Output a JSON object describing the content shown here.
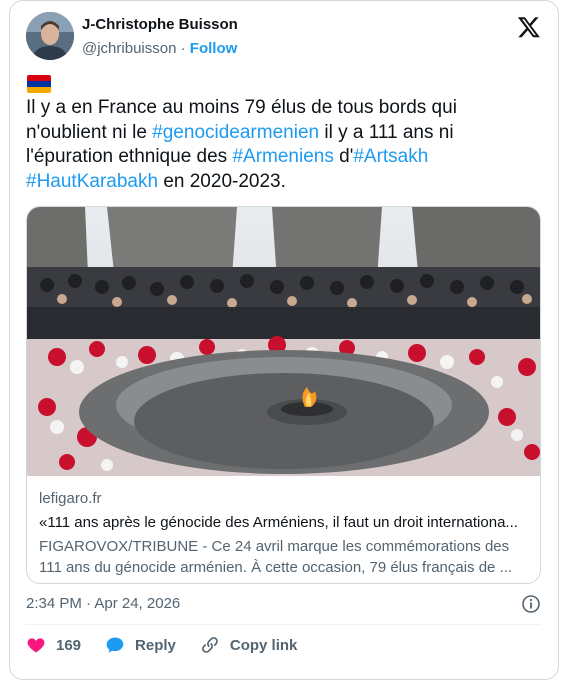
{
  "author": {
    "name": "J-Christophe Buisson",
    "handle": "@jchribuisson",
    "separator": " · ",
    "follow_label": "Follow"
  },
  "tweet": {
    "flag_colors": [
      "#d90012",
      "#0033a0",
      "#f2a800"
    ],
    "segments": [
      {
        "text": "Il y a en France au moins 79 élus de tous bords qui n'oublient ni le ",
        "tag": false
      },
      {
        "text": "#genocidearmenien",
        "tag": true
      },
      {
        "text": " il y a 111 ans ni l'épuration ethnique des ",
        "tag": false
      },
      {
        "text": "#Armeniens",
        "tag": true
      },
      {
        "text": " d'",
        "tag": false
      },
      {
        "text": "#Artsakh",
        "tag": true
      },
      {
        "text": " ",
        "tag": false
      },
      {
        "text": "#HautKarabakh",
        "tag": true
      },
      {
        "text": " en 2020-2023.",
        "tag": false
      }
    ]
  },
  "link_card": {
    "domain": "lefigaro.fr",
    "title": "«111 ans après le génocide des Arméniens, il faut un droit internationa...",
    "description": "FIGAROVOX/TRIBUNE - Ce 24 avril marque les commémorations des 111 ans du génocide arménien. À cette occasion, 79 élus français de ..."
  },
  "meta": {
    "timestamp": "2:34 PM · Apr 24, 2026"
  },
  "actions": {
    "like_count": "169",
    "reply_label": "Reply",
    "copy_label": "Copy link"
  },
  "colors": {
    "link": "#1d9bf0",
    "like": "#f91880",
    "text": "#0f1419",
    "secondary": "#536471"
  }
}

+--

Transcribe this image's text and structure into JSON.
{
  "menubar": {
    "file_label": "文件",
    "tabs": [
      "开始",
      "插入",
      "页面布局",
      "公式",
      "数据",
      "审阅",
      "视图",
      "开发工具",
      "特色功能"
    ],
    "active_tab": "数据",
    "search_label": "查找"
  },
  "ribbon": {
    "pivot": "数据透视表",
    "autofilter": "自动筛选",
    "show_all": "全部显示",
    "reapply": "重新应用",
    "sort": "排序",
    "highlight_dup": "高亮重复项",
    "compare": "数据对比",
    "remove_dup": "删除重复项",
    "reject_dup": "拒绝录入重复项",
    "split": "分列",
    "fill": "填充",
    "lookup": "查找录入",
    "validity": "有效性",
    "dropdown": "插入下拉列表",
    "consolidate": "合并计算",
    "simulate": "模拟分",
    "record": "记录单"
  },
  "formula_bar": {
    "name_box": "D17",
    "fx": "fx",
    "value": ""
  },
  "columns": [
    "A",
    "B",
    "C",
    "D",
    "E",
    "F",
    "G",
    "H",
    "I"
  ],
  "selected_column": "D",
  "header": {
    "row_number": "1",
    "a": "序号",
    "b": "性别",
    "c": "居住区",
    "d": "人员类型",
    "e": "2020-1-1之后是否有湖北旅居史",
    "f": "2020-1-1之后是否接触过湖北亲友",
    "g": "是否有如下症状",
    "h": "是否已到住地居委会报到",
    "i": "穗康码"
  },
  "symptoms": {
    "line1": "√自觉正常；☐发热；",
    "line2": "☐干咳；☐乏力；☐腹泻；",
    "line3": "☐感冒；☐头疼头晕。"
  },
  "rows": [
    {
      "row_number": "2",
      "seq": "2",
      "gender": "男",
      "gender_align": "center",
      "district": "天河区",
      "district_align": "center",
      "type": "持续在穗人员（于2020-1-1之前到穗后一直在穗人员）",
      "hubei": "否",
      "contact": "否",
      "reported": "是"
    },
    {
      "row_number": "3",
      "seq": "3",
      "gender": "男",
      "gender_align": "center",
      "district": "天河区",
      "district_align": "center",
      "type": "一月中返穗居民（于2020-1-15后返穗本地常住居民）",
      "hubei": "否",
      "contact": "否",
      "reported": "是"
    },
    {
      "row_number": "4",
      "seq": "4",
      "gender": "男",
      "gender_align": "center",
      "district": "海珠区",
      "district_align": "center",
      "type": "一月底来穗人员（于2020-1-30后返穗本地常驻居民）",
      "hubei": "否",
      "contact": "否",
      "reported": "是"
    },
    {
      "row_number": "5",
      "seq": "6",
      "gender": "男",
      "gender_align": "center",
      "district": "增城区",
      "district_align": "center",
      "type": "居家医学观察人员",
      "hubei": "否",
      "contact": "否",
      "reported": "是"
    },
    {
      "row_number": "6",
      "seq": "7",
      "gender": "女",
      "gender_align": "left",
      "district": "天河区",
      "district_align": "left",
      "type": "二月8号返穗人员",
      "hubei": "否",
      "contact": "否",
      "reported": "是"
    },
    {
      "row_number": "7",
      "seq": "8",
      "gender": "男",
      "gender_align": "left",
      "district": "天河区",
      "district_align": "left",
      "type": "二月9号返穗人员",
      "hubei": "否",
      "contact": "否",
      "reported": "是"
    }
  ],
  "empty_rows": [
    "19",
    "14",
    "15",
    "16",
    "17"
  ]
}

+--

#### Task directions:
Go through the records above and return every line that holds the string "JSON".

#### Answer to this task:
Output a JSON object describing the content shown here.
Transcribe this image's text and structure into JSON.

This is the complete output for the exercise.